▸ **WHAT THIS TASK INVOLVES**
Write the records out again, exactly.

(Records contained in a dataset)
==*==

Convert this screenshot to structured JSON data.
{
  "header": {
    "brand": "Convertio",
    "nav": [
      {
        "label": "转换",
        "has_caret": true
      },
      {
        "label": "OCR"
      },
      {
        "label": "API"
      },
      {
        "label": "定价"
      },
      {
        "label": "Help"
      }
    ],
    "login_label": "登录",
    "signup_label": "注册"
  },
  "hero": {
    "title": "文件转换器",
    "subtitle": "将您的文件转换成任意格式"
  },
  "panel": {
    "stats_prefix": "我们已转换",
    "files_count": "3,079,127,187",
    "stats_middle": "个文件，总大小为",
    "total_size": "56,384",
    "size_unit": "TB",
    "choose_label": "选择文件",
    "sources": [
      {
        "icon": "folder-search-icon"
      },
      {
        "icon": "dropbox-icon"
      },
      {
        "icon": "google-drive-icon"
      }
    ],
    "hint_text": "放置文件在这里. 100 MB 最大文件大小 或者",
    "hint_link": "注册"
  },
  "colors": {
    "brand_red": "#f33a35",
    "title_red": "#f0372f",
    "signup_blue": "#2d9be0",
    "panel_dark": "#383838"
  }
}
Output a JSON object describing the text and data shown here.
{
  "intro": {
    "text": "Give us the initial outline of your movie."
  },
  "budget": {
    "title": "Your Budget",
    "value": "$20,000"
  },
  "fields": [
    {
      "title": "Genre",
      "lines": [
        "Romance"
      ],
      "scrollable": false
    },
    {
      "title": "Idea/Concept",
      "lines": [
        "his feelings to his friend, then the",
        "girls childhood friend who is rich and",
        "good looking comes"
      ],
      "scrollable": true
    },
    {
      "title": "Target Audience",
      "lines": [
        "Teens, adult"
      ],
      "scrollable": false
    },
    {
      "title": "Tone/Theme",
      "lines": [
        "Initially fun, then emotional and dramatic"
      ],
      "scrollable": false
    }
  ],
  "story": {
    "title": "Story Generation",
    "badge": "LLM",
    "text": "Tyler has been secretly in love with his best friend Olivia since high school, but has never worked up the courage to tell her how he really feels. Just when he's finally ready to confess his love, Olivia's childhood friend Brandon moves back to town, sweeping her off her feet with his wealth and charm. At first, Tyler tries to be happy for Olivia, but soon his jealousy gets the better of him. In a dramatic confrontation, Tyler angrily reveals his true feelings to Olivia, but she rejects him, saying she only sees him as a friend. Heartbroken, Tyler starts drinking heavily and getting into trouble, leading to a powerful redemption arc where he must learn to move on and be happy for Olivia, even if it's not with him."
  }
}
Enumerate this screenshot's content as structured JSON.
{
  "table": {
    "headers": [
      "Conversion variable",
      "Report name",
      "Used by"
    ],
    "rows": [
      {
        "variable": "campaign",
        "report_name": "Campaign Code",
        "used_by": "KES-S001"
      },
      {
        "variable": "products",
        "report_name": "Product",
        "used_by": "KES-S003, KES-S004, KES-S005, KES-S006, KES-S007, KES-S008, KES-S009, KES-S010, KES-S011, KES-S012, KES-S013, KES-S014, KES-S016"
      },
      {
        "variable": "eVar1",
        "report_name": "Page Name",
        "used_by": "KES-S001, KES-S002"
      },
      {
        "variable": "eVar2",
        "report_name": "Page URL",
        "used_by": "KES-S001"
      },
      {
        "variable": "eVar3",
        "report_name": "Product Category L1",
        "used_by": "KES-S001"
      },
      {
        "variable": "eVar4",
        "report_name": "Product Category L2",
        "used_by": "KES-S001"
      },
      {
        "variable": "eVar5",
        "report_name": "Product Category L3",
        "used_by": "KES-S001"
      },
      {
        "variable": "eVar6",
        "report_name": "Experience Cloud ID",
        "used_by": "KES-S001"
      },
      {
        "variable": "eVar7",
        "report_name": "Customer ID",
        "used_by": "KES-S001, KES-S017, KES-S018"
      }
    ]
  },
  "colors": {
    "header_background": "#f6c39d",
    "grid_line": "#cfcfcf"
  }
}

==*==

▸ **RESULT OF THE TASK**
Convert this screenshot to structured JSON data.
{
  "header": {
    "brand": "Convertio",
    "nav": [
      {
        "label": "转换",
        "has_caret": true
      },
      {
        "label": "OCR"
      },
      {
        "label": "API"
      },
      {
        "label": "定价"
      },
      {
        "label": "Help"
      }
    ],
    "login_label": "登录",
    "signup_label": "注册"
  },
  "hero": {
    "title": "文件转换器",
    "subtitle": "将您的文件转换成任意格式"
  },
  "panel": {
    "stats_prefix": "我们已转换",
    "files_count": "3,079,127,187",
    "stats_middle": "个文件，总大小为",
    "total_size": "56,384",
    "size_unit": "TB",
    "choose_label": "选择文件",
    "sources": [
      {
        "icon": "folder-search-icon"
      },
      {
        "icon": "dropbox-icon"
      },
      {
        "icon": "google-drive-icon"
      }
    ],
    "hint_text": "放置文件在这里. 100 MB 最大文件大小 或者",
    "hint_link": "注册"
  },
  "colors": {
    "brand_red": "#f33a35",
    "title_red": "#f0372f",
    "signup_blue": "#2d9be0",
    "panel_dark": "#383838"
  }
}
Output a JSON object describing the text and data shown here.
{
  "intro": {
    "text": "Give us the initial outline of your movie."
  },
  "budget": {
    "title": "Your Budget",
    "value": "$20,000"
  },
  "fields": [
    {
      "title": "Genre",
      "lines": [
        "Romance"
      ],
      "scrollable": false
    },
    {
      "title": "Idea/Concept",
      "lines": [
        "his feelings to his friend, then the",
        "girls childhood friend who is rich and",
        "good looking comes"
      ],
      "scrollable": true
    },
    {
      "title": "Target Audience",
      "lines": [
        "Teens, adult"
      ],
      "scrollable": false
    },
    {
      "title": "Tone/Theme",
      "lines": [
        "Initially fun, then emotional and dramatic"
      ],
      "scrollable": false
    }
  ],
  "story": {
    "title": "Story Generation",
    "badge": "LLM",
    "text": "Tyler has been secretly in love with his best friend Olivia since high school, but has never worked up the courage to tell her how he really feels. Just when he's finally ready to confess his love, Olivia's childhood friend Brandon moves back to town, sweeping her off her feet with his wealth and charm. At first, Tyler tries to be happy for Olivia, but soon his jealousy gets the better of him. In a dramatic confrontation, Tyler angrily reveals his true feelings to Olivia, but she rejects him, saying she only sees him as a friend. Heartbroken, Tyler starts drinking heavily and getting into trouble, leading to a powerful redemption arc where he must learn to move on and be happy for Olivia, even if it's not with him."
  }
}
Enumerate this screenshot's content as structured JSON.
{
  "table": {
    "headers": [
      "Conversion variable",
      "Report name",
      "Used by"
    ],
    "rows": [
      {
        "variable": "campaign",
        "report_name": "Campaign Code",
        "used_by": "KES-S001"
      },
      {
        "variable": "products",
        "report_name": "Product",
        "used_by": "KES-S003, KES-S004, KES-S005, KES-S006, KES-S007, KES-S008, KES-S009, KES-S010, KES-S011, KES-S012, KES-S013, KES-S014, KES-S016"
      },
      {
        "variable": "eVar1",
        "report_name": "Page Name",
        "used_by": "KES-S001, KES-S002"
      },
      {
        "variable": "eVar2",
        "report_name": "Page URL",
        "used_by": "KES-S001"
      },
      {
        "variable": "eVar3",
        "report_name": "Product Category L1",
        "used_by": "KES-S001"
      },
      {
        "variable": "eVar4",
        "report_name": "Product Category L2",
        "used_by": "KES-S001"
      },
      {
        "variable": "eVar5",
        "report_name": "Product Category L3",
        "used_by": "KES-S001"
      },
      {
        "variable": "eVar6",
        "report_name": "Experience Cloud ID",
        "used_by": "KES-S001"
      },
      {
        "variable": "eVar7",
        "report_name": "Customer ID",
        "used_by": "KES-S001, KES-S017, KES-S018"
      }
    ]
  },
  "colors": {
    "header_background": "#f6c39d",
    "grid_line": "#cfcfcf"
  }
}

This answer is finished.